In 2014 we discussed in this blog how to maintain focus by punctuating our work with regular, short breaks. A specific method for minimizing distraction and interruptions (and increasing movement) is the Pomodoro technique advanced by Francesco Cirillo. It calls for intense 25 minute work periods. An egg timer (in the shape of the Pomodoro aka tomato) rings at the end of 25 minutes to release the person for up to five minutes to do something else to “disconnect” from the work. Something else could mean standing up and walking around the room, going for a drink of water or doing “some deep breathing or stretching exercises.”
It is important that the person not continue actively thinking about the project in order to let the brain do its own behind-the-scene assimilation of the previous 25 minutes. At the end of four-25 minute periods, Cirillo recommends a longer break of 20-30 minutes to do a walk or other physical activity. He also provides a record-keeping method to retain critical needs that surface in the middle of a “pomodoro” period without losing one’s momentum on the current task.
BREATHING, STRETCHING AND OTHER EXERCISES
Lisa brought us the Breath of Joy exercise in her reflection on the International Forum on Women in E-Learning Conference. The Breath of Joy could be the right thing to do during a quick break from a pomodoro. Another option is to follow Rodney Yee’s video below to stretch and regain flexibility, strength, and improved posture at the desk. It takes less than four minutes and it makes a difference. I tried it while writing this blog and loved the way it made me feel. Many other free, compact stretching and exercise videos can be found on YouTube. WebMD also offers 60-second aerobics for “Exercise at Your Desk” options.
STANDING INSTEAD OF SITTING
The BBC Magazine has asserted that “Our technology has made us the most sedentary humans in history.” One way to get around sitting so much is to stand more. The BBC news article cited research proving that standing had favorable impacts on blood glucose levels and calories burned, even going back to research comparing the heart health advantages bus conductors (standing) had over bus drivers (sitting) in the 1950s in London. An equally interesting and less formal look at the advantages of standing over sitting is described by FAST COMPANY web producer Cia Bernales when she experimented with standing at her desk in 2013. A year later, she says that she wouldn’t go back to sitting at a desk again.
WALKING AND TALKING
Many times I will walk around while on phone calls. Another way to move is to do staff meetings on the go. Beth Kanter has written about “hosting effective walking meetings” here. She singles out five practical tips for increasing the amount of walking she and others do at work. These include:
1. Make a list of all the meetings in your work. These might be virtual or face to face. Now identify which ones could be converted into walking meetings.
2. Think about your goals.

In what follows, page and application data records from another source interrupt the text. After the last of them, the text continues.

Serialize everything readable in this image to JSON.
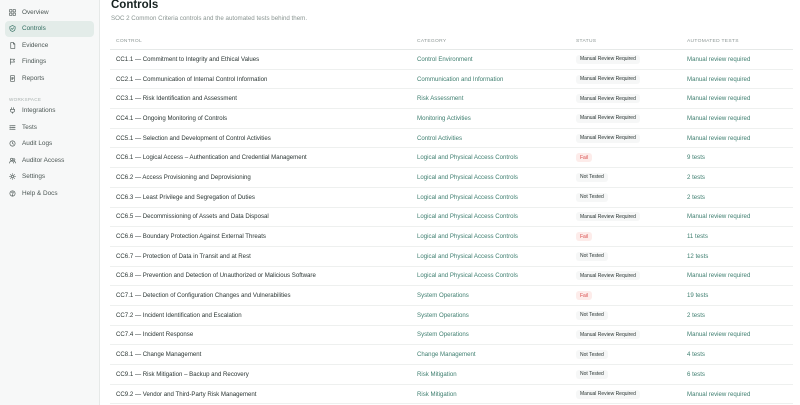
{
  "sidebar": {
    "items_top": [
      {
        "label": "Overview",
        "icon": "grid-icon"
      },
      {
        "label": "Controls",
        "icon": "shield-check-icon",
        "active": true
      },
      {
        "label": "Evidence",
        "icon": "file-icon"
      },
      {
        "label": "Findings",
        "icon": "flag-icon"
      },
      {
        "label": "Reports",
        "icon": "document-icon"
      }
    ],
    "section_label": "WORKSPACE",
    "items_bottom": [
      {
        "label": "Integrations",
        "icon": "plug-icon"
      },
      {
        "label": "Tests",
        "icon": "list-icon"
      },
      {
        "label": "Audit Logs",
        "icon": "history-icon"
      },
      {
        "label": "Auditor Access",
        "icon": "users-icon"
      },
      {
        "label": "Settings",
        "icon": "gear-icon"
      },
      {
        "label": "Help & Docs",
        "icon": "help-icon"
      }
    ]
  },
  "header": {
    "title": "Controls",
    "subtitle": "SOC 2 Common Criteria controls and the automated tests behind them."
  },
  "table": {
    "columns": [
      "CONTROL",
      "CATEGORY",
      "STATUS",
      "AUTOMATED TESTS"
    ],
    "rows": [
      {
        "control": "CC1.1 — Commitment to Integrity and Ethical Values",
        "category": "Control Environment",
        "status": "Manual Review Required",
        "tests": "Manual review required"
      },
      {
        "control": "CC2.1 — Communication of Internal Control Information",
        "category": "Communication and Information",
        "status": "Manual Review Required",
        "tests": "Manual review required"
      },
      {
        "control": "CC3.1 — Risk Identification and Assessment",
        "category": "Risk Assessment",
        "status": "Manual Review Required",
        "tests": "Manual review required"
      },
      {
        "control": "CC4.1 — Ongoing Monitoring of Controls",
        "category": "Monitoring Activities",
        "status": "Manual Review Required",
        "tests": "Manual review required"
      },
      {
        "control": "CC5.1 — Selection and Development of Control Activities",
        "category": "Control Activities",
        "status": "Manual Review Required",
        "tests": "Manual review required"
      },
      {
        "control": "CC6.1 — Logical Access – Authentication and Credential Management",
        "category": "Logical and Physical Access Controls",
        "status": "Fail",
        "tests": "9 tests"
      },
      {
        "control": "CC6.2 — Access Provisioning and Deprovisioning",
        "category": "Logical and Physical Access Controls",
        "status": "Not Tested",
        "tests": "2 tests"
      },
      {
        "control": "CC6.3 — Least Privilege and Segregation of Duties",
        "category": "Logical and Physical Access Controls",
        "status": "Not Tested",
        "tests": "2 tests"
      },
      {
        "control": "CC6.5 — Decommissioning of Assets and Data Disposal",
        "category": "Logical and Physical Access Controls",
        "status": "Manual Review Required",
        "tests": "Manual review required"
      },
      {
        "control": "CC6.6 — Boundary Protection Against External Threats",
        "category": "Logical and Physical Access Controls",
        "status": "Fail",
        "tests": "11 tests"
      },
      {
        "control": "CC6.7 — Protection of Data in Transit and at Rest",
        "category": "Logical and Physical Access Controls",
        "status": "Not Tested",
        "tests": "12 tests"
      },
      {
        "control": "CC6.8 — Prevention and Detection of Unauthorized or Malicious Software",
        "category": "Logical and Physical Access Controls",
        "status": "Manual Review Required",
        "tests": "Manual review required"
      },
      {
        "control": "CC7.1 — Detection of Configuration Changes and Vulnerabilities",
        "category": "System Operations",
        "status": "Fail",
        "tests": "19 tests"
      },
      {
        "control": "CC7.2 — Incident Identification and Escalation",
        "category": "System Operations",
        "status": "Not Tested",
        "tests": "2 tests"
      },
      {
        "control": "CC7.4 — Incident Response",
        "category": "System Operations",
        "status": "Manual Review Required",
        "tests": "Manual review required"
      },
      {
        "control": "CC8.1 — Change Management",
        "category": "Change Management",
        "status": "Not Tested",
        "tests": "4 tests"
      },
      {
        "control": "CC9.1 — Risk Mitigation – Backup and Recovery",
        "category": "Risk Mitigation",
        "status": "Not Tested",
        "tests": "6 tests"
      },
      {
        "control": "CC9.2 — Vendor and Third-Party Risk Management",
        "category": "Risk Mitigation",
        "status": "Manual Review Required",
        "tests": "Manual review required"
      }
    ]
  },
  "colors": {
    "accent": "#3f7f70",
    "fail": "#d94e4e",
    "active_bg": "#e3ece9"
  }
}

Since walking increases creativity, walking meetings are great for brainstorming and problem-solving.
3. Let people know in advance. A heads-up for people to wear the right clothing and shoes is definitely in order.
4. Planning and preparation. Naturally there will be an agenda and sequenced activities including stretching and biobreaks. Taking notes immediately after the meeting when ideas are still fresh is also good.
5. The actual walk. Choose a route that allows the group to walk safely and with good hearing capability for the alloted time.
Kanter also cites the FeetFirst.org site as a great resource for planning and leading talking-while-walking meetings. Sometimes, walking solo will break open thinking logjams that you encounter at work. Or you can call a friend to get in social time on your walk, too.
BRING A DOG TO WORK?
Walking my dog(s) is a favorite exercise for me. However, my dogs are quite happy lying on the couch in my office for hours at a time. Maybe your dog will do more to motivate you to stay active throughout the day than mine do!
What other ideas do you have for walking more, standing more, stretching more, and sitting less during your work day? What fitness routines have you tried and would like to recommend to others to build into their work day?
Fit computer woman picture purchased from freedigitalphotos
Pomodoro/egg timer picture courtesy of OpenClips at Pixabay